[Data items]
————————
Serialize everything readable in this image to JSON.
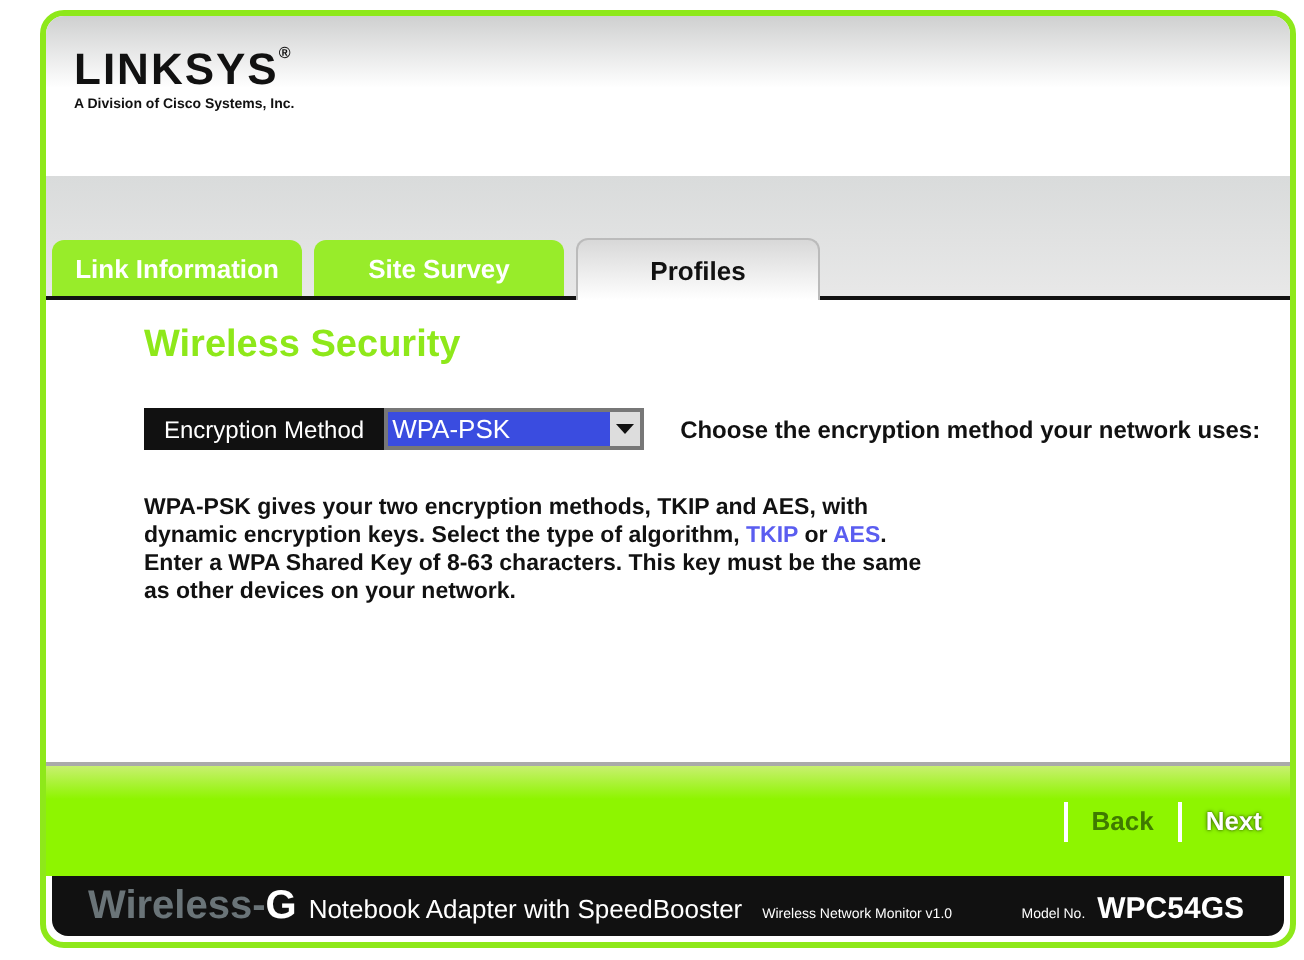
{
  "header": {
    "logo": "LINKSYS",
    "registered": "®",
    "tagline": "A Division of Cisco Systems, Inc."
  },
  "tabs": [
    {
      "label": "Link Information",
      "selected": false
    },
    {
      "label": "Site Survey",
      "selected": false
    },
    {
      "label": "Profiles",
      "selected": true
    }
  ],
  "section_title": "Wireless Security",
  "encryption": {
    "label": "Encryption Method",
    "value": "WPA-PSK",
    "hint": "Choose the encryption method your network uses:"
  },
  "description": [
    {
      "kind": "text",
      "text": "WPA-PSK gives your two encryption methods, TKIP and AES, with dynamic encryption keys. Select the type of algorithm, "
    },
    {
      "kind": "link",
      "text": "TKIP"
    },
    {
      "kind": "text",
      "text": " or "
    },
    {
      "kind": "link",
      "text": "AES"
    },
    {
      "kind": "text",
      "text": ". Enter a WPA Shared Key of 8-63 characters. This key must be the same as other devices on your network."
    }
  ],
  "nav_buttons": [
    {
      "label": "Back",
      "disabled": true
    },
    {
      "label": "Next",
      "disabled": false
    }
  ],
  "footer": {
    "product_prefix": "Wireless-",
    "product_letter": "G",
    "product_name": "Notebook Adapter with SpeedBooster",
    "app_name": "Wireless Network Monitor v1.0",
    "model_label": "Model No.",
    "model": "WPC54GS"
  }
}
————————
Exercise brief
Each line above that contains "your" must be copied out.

Answer
    "hint": "Choose the encryption method your network uses:"
      "text": "WPA-PSK gives your two encryption methods, TKIP and AES, with dynamic encryption keys. Select the type of algorithm, "
      "text": ". Enter a WPA Shared Key of 8-63 characters. This key must be the same as other devices on your network."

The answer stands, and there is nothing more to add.